Jane Whittle

Professor Jane Whittle is the project’s PI. Jane is a historian of rural England in the late medieval and early modern period with particular interests in work, economic development, consumption, gender, and popular protest. She has published extensively on these themes, and has led several successful projects. Follow Jane on twitter: @jcwhittle1

Mark Hailwood

Dr Mark Hailwood is a Lecturer in History at the University of Bristol and a co-investigator on the project. Mark is a social historian of England in the period 1500-1750, with a particular interest in the relationship between historical change and the everyday lives of ordinary men and women. He worked as a full-time Research Fellow on our previous ‘Women’s Work in Rural England, 1500-1700’ project between March 2015 and August 2017. Follow Mark on twitter: @mark_hailwood

Taylor Aucoin

Dr Taylor Aucoin is a fulltime Postdoctoral Research Fellow on the project, focusing on work activities recorded in Quarter Sessions depositions and the enforcement of labour laws. Taylor is a cultural and social historian of medieval and early modern Britain, primarily interested in work, play, festivity and Carnival and how these intersected with social relations, identities and politics in the past. Follow Taylor on twitter @AucoinTaylor 

Hannah Robb

Dr Hannah Robb joined the project, Forms of Labour, in 2019. Hannah has a broad interest in the social and cultural history of credit and the courts in the period 1400-1600. Her research has been supported by the Postan Fellowship held at the IHR and the University of Manchester, where she expanded her doctoral thesis to look at arbitration in debt litigation in the church courts of Yorkshire.

 

James Fisher

Dr James Fisher is a full-time Postdoctoral Research Fellow, contributing to the project theme of freedom. His project research concerns work and poverty in early modern England, with a focus on pauper/parish apprenticeships, examining how poor law provisions interacted with various forms of labour and the labour laws. James is a historian of economic culture in early modern Britain with particular interests in the history of work, knowledge and power. His previous research examined how agricultural books facilitated new divisions of labour and knowledge in the development of agrarian capitalism. Follow James on twitter @JamDanFish

Vivienne Bates

Vivienne is the Project Administrator and works one day a week on the Grant. She manages organisational matters with everyone associated with the grant; arranges meetings and workshops (including making arrangements for travel, accommodation etc.); keeps track of the budget and updates the website.

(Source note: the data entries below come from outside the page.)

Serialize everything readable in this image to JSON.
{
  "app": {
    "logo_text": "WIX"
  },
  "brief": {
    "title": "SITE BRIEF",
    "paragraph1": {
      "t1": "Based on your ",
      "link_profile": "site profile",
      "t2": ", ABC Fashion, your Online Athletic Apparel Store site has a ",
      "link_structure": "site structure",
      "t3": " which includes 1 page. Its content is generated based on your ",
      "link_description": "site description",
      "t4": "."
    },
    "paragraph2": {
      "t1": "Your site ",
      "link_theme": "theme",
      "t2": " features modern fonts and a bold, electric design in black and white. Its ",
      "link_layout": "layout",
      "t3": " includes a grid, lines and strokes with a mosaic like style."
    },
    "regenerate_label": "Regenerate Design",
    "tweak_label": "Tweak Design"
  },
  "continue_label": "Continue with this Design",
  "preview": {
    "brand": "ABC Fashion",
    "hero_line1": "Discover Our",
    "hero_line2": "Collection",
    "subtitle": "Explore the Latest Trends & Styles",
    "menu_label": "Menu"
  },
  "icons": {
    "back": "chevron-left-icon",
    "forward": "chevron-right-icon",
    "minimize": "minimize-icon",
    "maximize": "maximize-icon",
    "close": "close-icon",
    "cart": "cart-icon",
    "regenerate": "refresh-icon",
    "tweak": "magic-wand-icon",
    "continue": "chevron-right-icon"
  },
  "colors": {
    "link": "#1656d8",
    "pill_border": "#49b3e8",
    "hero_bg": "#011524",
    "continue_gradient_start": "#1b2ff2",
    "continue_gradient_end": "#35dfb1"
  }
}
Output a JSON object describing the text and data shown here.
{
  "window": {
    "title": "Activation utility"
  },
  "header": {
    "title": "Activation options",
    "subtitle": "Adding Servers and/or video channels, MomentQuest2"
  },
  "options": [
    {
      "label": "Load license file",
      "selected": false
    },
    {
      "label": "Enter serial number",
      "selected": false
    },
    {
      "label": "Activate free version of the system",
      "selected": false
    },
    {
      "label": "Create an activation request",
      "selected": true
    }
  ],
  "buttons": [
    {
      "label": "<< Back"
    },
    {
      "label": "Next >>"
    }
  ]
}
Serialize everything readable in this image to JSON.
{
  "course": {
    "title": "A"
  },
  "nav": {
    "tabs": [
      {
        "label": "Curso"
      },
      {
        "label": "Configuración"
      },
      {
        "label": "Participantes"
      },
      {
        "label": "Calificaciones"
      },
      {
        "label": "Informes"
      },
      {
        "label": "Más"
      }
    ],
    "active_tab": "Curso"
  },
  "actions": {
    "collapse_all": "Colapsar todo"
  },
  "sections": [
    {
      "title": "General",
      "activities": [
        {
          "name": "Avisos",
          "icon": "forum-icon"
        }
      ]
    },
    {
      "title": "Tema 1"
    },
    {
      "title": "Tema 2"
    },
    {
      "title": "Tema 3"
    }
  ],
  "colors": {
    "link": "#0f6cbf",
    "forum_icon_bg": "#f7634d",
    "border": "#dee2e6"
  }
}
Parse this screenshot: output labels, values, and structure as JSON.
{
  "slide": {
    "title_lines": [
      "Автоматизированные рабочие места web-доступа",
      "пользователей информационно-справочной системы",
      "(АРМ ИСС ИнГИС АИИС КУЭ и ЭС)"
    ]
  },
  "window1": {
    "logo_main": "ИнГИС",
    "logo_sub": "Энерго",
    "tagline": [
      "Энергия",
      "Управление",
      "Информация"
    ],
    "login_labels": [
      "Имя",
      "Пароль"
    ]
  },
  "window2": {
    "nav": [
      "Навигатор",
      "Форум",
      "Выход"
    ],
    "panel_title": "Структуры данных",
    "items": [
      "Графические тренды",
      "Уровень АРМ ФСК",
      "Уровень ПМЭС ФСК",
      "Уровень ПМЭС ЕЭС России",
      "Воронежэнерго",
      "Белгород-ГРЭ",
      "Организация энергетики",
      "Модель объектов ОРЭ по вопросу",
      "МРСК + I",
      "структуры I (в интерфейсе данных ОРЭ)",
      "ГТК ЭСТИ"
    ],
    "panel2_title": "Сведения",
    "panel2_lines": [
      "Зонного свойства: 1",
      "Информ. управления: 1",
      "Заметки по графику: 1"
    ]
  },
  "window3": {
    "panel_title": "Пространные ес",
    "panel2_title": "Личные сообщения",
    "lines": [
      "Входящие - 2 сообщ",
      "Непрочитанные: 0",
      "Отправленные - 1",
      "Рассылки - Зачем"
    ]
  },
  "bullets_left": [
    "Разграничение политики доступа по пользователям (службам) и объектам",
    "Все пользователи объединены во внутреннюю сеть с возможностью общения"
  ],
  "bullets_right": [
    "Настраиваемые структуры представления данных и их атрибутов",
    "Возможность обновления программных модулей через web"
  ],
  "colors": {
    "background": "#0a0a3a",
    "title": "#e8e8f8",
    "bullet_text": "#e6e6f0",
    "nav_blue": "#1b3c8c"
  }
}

Contact details FORMSofLABOUR@exeter.ac.uk

Follow the project on Twitter @womensworkexe